Strategy 4:  Use the power of no wisely.
Fear of missing out is real and responsible for too many “yeses.” You have to say no to good opportunities to have the time and space to say yes to the great ones. What you say yes to should align with your goals, values, and passions.

Relationships and Recognition
Attendees connected with thought leaders in the pharmacy profession to build relationships with colleagues, leaders, and alumni. Additionally, complimentary headshots were captured, and a dozen leadership books or College of Pharmacy-branded treasures handed out as door prizes.

During the closing session, UI College of Pharmacy Dean Donald Letendre presented the 2024 Zada Cooper Student Leadership Award winners. The accolade honors student leaders who have contributed significantly, through their leadership, to the UI College of Pharmacy during their time as a student. Recipients are: 

Jilene Haas, ’24 PharmD
Sanika Jadhav, PhD Student
Mark Nagel, ’24 PharmD
Pornpoj (Jay) Phruttiwanichakun, PhD Student
Kelly Vu, PharmD Student

Zada-Letendre Speaking 2024
Dean Donald Letendre

The annual Zada Cooper Leadership Symposium honors pioneer Zada Mary Cooper. Cooper is the first-known female pharmacy faculty member in the country and is hailed as the “Grand and Glorious Lady of Pharmacy.” She graduated from the UI College of Pharmacy and continued as a faculty member, retiring in 1942. She was considered a master teacher, mentor, and innovator, advocating for women in pharmacy, patients, and strengthening standards in pharmacy education.

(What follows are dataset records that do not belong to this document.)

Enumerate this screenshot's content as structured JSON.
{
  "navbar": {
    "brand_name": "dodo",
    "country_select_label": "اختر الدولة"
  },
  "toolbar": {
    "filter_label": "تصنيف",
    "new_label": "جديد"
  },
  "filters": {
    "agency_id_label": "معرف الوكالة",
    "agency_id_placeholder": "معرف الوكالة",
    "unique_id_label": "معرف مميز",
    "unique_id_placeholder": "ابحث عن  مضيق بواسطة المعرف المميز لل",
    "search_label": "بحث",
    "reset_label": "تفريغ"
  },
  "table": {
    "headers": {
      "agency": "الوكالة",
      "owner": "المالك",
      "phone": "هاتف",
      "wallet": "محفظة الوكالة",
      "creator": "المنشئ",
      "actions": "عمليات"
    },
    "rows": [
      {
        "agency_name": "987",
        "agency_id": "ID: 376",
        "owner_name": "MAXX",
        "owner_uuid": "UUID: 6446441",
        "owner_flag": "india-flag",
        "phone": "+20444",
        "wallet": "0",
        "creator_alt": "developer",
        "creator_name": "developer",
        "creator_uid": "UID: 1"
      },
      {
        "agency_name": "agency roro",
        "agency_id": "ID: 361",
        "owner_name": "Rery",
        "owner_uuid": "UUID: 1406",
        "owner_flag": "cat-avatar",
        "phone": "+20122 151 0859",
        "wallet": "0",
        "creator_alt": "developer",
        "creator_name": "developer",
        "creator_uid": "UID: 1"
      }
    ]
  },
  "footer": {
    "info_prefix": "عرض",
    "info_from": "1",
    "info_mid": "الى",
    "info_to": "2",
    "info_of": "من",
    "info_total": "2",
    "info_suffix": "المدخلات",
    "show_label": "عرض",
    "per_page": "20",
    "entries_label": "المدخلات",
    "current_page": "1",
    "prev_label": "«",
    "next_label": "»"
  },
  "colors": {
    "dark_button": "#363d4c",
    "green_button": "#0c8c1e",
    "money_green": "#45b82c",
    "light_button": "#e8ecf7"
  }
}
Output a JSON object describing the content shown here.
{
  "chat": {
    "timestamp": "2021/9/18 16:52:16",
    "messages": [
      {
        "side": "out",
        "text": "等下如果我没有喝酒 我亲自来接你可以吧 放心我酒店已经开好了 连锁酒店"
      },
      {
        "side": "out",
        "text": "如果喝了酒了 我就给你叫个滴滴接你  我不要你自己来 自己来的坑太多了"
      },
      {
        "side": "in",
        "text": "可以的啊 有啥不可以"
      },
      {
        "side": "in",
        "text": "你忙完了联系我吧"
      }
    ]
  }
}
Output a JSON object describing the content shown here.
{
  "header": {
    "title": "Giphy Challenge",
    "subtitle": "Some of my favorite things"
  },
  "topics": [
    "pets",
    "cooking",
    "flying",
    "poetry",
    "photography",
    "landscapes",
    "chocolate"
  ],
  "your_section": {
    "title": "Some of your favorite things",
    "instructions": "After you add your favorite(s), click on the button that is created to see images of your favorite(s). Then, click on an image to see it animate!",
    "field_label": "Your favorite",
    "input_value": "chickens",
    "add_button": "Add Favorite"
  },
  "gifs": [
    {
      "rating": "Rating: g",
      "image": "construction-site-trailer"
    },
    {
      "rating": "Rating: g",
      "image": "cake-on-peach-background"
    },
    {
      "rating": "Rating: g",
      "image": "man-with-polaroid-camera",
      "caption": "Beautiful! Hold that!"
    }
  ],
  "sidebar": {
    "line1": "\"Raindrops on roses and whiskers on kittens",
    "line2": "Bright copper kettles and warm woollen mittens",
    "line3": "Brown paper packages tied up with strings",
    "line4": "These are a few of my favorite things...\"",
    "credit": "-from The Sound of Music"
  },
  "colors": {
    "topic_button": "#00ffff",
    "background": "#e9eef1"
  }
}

*©2024 Michele Williams. All Rights Reserved. Reprinted with permission from the author.